    • Well, luckily the kids’ breaks are our breaks. The perks of being a teacher! We don’t have a system like that in place, but I’m going to share it with Kevin. Lately, we’ve been really into trying to retrace steps for the kids. Like last summer we took a road trip down the coast of Oregon and California as it was something Kevin and I had done. We happened to go to Bali twice this year just because we didn’t feel we’d done it properly the first time around in October. Well properly isn’t the right word–thoroughly. So in December we went for three weeks. Now Bali is done for a bit. Boracay was a return trip but mainly it’s old, and easy, and just oh so lovely! Another place we always seem to return to is Thailand. We go back to places that are familiar, but we also try to see new places at the same time. Basically, wow! Look how I’m writing!! I’m just in awe and in gratitude that travel is such a major component of my life. I yearned for it right after my first trip, and I’ve been traveling since. I remember when Kevin and I first said “I love you.” We then continued to daydream about how we could travel for life. Little did we know we’d stumble upon a career that allowed us to do so!

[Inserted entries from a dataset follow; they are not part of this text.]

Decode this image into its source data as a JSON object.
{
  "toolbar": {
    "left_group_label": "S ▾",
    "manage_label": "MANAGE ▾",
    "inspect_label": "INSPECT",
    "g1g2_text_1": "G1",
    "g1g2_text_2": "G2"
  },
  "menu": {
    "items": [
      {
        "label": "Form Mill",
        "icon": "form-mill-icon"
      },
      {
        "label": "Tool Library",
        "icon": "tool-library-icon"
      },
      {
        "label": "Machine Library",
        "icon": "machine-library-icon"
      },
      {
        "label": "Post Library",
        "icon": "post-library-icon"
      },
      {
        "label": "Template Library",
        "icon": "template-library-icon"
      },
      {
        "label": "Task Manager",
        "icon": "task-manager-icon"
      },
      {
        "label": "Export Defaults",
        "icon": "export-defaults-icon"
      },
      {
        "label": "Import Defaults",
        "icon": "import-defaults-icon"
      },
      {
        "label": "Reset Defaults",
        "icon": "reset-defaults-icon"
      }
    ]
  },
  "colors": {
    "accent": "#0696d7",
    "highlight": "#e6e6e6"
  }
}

      I’ll let you know what Kevin thinks about the travel rule of three. I like it!!

      Thanks for taking the time to comment Vanisha.

      Love, Ann